Fad diets and nutritional theories come and go. New years resolutions fade. Why is it so hard to keep the momentum going and actually eat a healthy diet? Part of the problem lies with the opposing messages on diet, nutrition and health given by media, doctors, corporations and even nutrition experts. You can’t eat healthy if you don’t know what healthy is! High-fat/No-fat; Gluten or No gluten; Zero Carbs/High carb diet: nutrition is a merry-go round of contradiction.
The fad diets, research and data miss two key components that I believe are the most essential aspects of health eating – Awareness & Individuality.
Everyone is different, requiring their own formula of macro and micronutrients. Yes, there are baselines to prevent malnutrition and defiency, but some people require more fat or protein, while others thrive on carbohydrates. With awareness you can find the right way to eat FOR YOU. Being aware means you are more tuned into your individuality and the nutrients/foods your body craves.
Despite all the confusions in the nutrition world, there are a few facts, which are agreed upon:
- Processed foods are not a nutrient steady source of fuel. Devoid of most nutrients (except those fortified), they often zap your energy, disturb blood sugar balance, steal your nutrients and lead to inflammation.
- Fruits and vegetables should be a significant part of your diet. They give you energy, nutrients, and fight inflammation.

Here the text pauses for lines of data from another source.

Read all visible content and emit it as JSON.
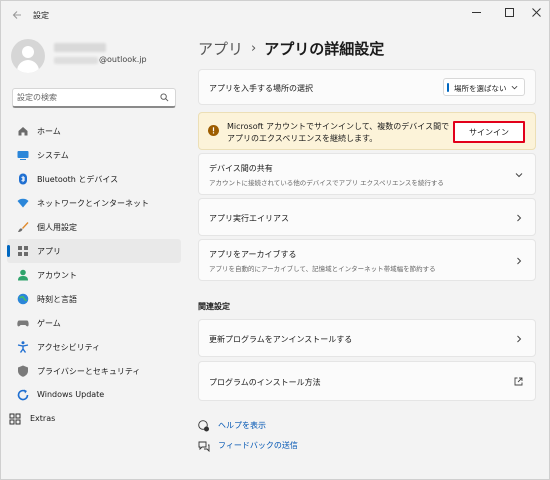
{
  "window": {
    "title": "設定"
  },
  "profile": {
    "email_suffix": "@outlook.jp"
  },
  "search": {
    "placeholder": "設定の検索"
  },
  "sidebar": {
    "items": [
      {
        "label": "ホーム",
        "icon": "home-icon",
        "active": false
      },
      {
        "label": "システム",
        "icon": "system-icon",
        "active": false
      },
      {
        "label": "Bluetooth とデバイス",
        "icon": "bluetooth-icon",
        "active": false
      },
      {
        "label": "ネットワークとインターネット",
        "icon": "network-icon",
        "active": false
      },
      {
        "label": "個人用設定",
        "icon": "brush-icon",
        "active": false
      },
      {
        "label": "アプリ",
        "icon": "apps-icon",
        "active": true
      },
      {
        "label": "アカウント",
        "icon": "account-icon",
        "active": false
      },
      {
        "label": "時刻と言語",
        "icon": "globe-clock-icon",
        "active": false
      },
      {
        "label": "ゲーム",
        "icon": "gamepad-icon",
        "active": false
      },
      {
        "label": "アクセシビリティ",
        "icon": "accessibility-icon",
        "active": false
      },
      {
        "label": "プライバシーとセキュリティ",
        "icon": "shield-icon",
        "active": false
      },
      {
        "label": "Windows Update",
        "icon": "update-icon",
        "active": false
      },
      {
        "label": "Extras",
        "icon": "extras-icon",
        "active": false
      }
    ]
  },
  "breadcrumb": {
    "parent": "アプリ",
    "separator": "›",
    "current": "アプリの詳細設定"
  },
  "source_card": {
    "title": "アプリを入手する場所の選択",
    "dropdown_value": "場所を選ばない"
  },
  "warning": {
    "line1": "Microsoft アカウントでサインインして、複数のデバイス間で",
    "line2": "アプリのエクスペリエンスを継続します。",
    "button_label": "サインイン"
  },
  "share_card": {
    "title": "デバイス間の共有",
    "subtitle": "アカウントに接続されている他のデバイスでアプリ エクスペリエンスを続行する"
  },
  "alias_card": {
    "title": "アプリ実行エイリアス"
  },
  "archive_card": {
    "title": "アプリをアーカイブする",
    "subtitle": "アプリを自動的にアーカイブして、記憶域とインターネット帯域幅を節約する"
  },
  "related": {
    "title": "関連設定",
    "uninstall": "更新プログラムをアンインストールする",
    "install_howto": "プログラムのインストール方法"
  },
  "footer": {
    "help": "ヘルプを表示",
    "feedback": "フィードバックの送信"
  },
  "colors": {
    "accent": "#0067c0",
    "warning_bg": "#fcf3d9",
    "highlight_border": "#e2001a"
  }
}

- Sugar is inflammatory and can lead to various chronic illnesses; therefore sweets and sodas should be limited.
- Filtered water should be your main beverage.
- Late night eating (especially processed foods) will pack on the weight.
Taking out these five main health disruptors, the next step is to develop awareness and figure out what works for you.
- Listen to your body. Start to check in with your cravings, digestive system and any distress symptoms you may regularly have (headaches, runny nose, congestion, constipation, etc.). There are messages from your body your balance is off. Using a food log can be helpful in identifying any trigger foods. However, the imbalance could also come from stress, lack of sleep, environment, or lack of exercise.
- Take small steps. Awareness must be cultivated. Write down one health-promoting positive habit every week to add onto your existing habits. For example, after you wake up in the morning, drink a glass of water. Making this small change hydrates you and helps flush out any toxins accumulated overnight.
- Slow down, sit down, and chew. It is so important to take time to connect with your food. Digestion begins in the mouth as the body creates saliva and enzymes to start breaking down your food. Swallowing unchewed pieces of food will only put stress on your digestive system, leaving you with bloat, acid reflux and gas. In fact, many of these digestive issues are solved by sitting down and chewing.
- Check your sleep patterns. Do you stay up late and have a hard time waking up in the morning? Are you sleeping well at night? Sleep is incredibly important for blood sugar management, detoxification and inflammation control. Trouble sleeping can indicate imbalance. Making an effort to wind down each night can help with improved sleep quality and quantity.
Taking a few moments each day to get to know your body can help you achieve your health goals. Remember to start small, breathe and check in with your body after each meal.